[Problem to solve]: The answer must be an exact copy of the records, with every picture left out.
-------- Data to examine
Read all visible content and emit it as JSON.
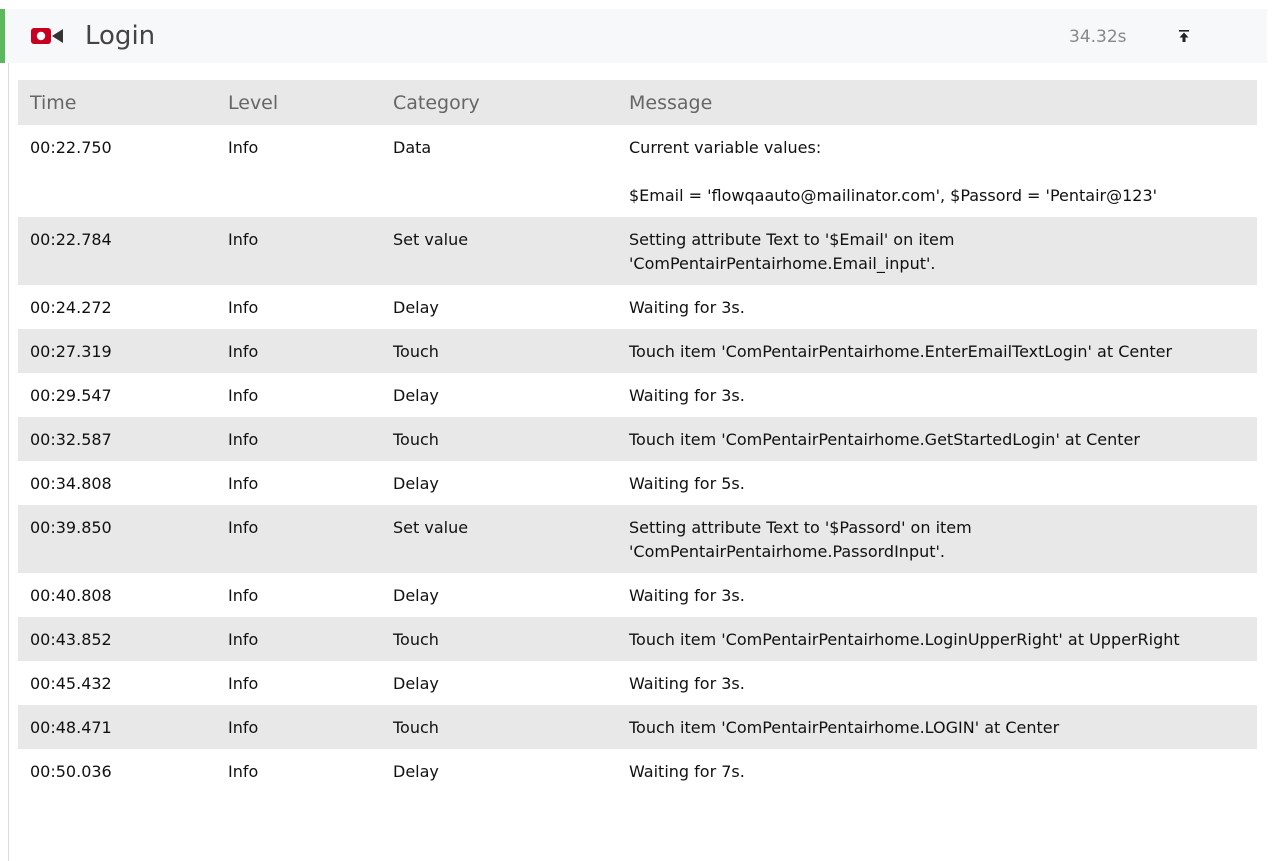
{
  "header": {
    "icon": "video-record-icon",
    "title": "Login",
    "duration": "34.32s",
    "scroll_top_icon": "scroll-to-top-icon",
    "accent_color": "#5cb85c",
    "record_color": "#c9001f"
  },
  "table": {
    "columns": [
      "Time",
      "Level",
      "Category",
      "Message"
    ],
    "rows": [
      {
        "time": "00:22.750",
        "level": "Info",
        "category": "Data",
        "message": "Current variable values:",
        "message_extra": "$Email = 'flowqaauto@mailinator.com', $Passord = 'Pentair@123'"
      },
      {
        "time": "00:22.784",
        "level": "Info",
        "category": "Set value",
        "message": "Setting attribute Text to '$Email' on item 'ComPentairPentairhome.Email_input'."
      },
      {
        "time": "00:24.272",
        "level": "Info",
        "category": "Delay",
        "message": "Waiting for 3s."
      },
      {
        "time": "00:27.319",
        "level": "Info",
        "category": "Touch",
        "message": "Touch item 'ComPentairPentairhome.EnterEmailTextLogin' at Center"
      },
      {
        "time": "00:29.547",
        "level": "Info",
        "category": "Delay",
        "message": "Waiting for 3s."
      },
      {
        "time": "00:32.587",
        "level": "Info",
        "category": "Touch",
        "message": "Touch item 'ComPentairPentairhome.GetStartedLogin' at Center"
      },
      {
        "time": "00:34.808",
        "level": "Info",
        "category": "Delay",
        "message": "Waiting for 5s."
      },
      {
        "time": "00:39.850",
        "level": "Info",
        "category": "Set value",
        "message": "Setting attribute Text to '$Passord' on item 'ComPentairPentairhome.PassordInput'."
      },
      {
        "time": "00:40.808",
        "level": "Info",
        "category": "Delay",
        "message": "Waiting for 3s."
      },
      {
        "time": "00:43.852",
        "level": "Info",
        "category": "Touch",
        "message": "Touch item 'ComPentairPentairhome.LoginUpperRight' at UpperRight"
      },
      {
        "time": "00:45.432",
        "level": "Info",
        "category": "Delay",
        "message": "Waiting for 3s."
      },
      {
        "time": "00:48.471",
        "level": "Info",
        "category": "Touch",
        "message": "Touch item 'ComPentairPentairhome.LOGIN' at Center"
      },
      {
        "time": "00:50.036",
        "level": "Info",
        "category": "Delay",
        "message": "Waiting for 7s."
      }
    ]
  }
}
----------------
[Answer box]:
Read all visible content and emit it as JSON.
{
  "header": {
    "icon": "video-record-icon",
    "title": "Login",
    "duration": "34.32s",
    "scroll_top_icon": "scroll-to-top-icon",
    "accent_color": "#5cb85c",
    "record_color": "#c9001f"
  },
  "table": {
    "columns": [
      "Time",
      "Level",
      "Category",
      "Message"
    ],
    "rows": [
      {
        "time": "00:22.750",
        "level": "Info",
        "category": "Data",
        "message": "Current variable values:",
        "message_extra": "$Email = 'flowqaauto@mailinator.com', $Passord = 'Pentair@123'"
      },
      {
        "time": "00:22.784",
        "level": "Info",
        "category": "Set value",
        "message": "Setting attribute Text to '$Email' on item 'ComPentairPentairhome.Email_input'."
      },
      {
        "time": "00:24.272",
        "level": "Info",
        "category": "Delay",
        "message": "Waiting for 3s."
      },
      {
        "time": "00:27.319",
        "level": "Info",
        "category": "Touch",
        "message": "Touch item 'ComPentairPentairhome.EnterEmailTextLogin' at Center"
      },
      {
        "time": "00:29.547",
        "level": "Info",
        "category": "Delay",
        "message": "Waiting for 3s."
      },
      {
        "time": "00:32.587",
        "level": "Info",
        "category": "Touch",
        "message": "Touch item 'ComPentairPentairhome.GetStartedLogin' at Center"
      },
      {
        "time": "00:34.808",
        "level": "Info",
        "category": "Delay",
        "message": "Waiting for 5s."
      },
      {
        "time": "00:39.850",
        "level": "Info",
        "category": "Set value",
        "message": "Setting attribute Text to '$Passord' on item 'ComPentairPentairhome.PassordInput'."
      },
      {
        "time": "00:40.808",
        "level": "Info",
        "category": "Delay",
        "message": "Waiting for 3s."
      },
      {
        "time": "00:43.852",
        "level": "Info",
        "category": "Touch",
        "message": "Touch item 'ComPentairPentairhome.LoginUpperRight' at UpperRight"
      },
      {
        "time": "00:45.432",
        "level": "Info",
        "category": "Delay",
        "message": "Waiting for 3s."
      },
      {
        "time": "00:48.471",
        "level": "Info",
        "category": "Touch",
        "message": "Touch item 'ComPentairPentairhome.LOGIN' at Center"
      },
      {
        "time": "00:50.036",
        "level": "Info",
        "category": "Delay",
        "message": "Waiting for 7s."
      }
    ]
  }
}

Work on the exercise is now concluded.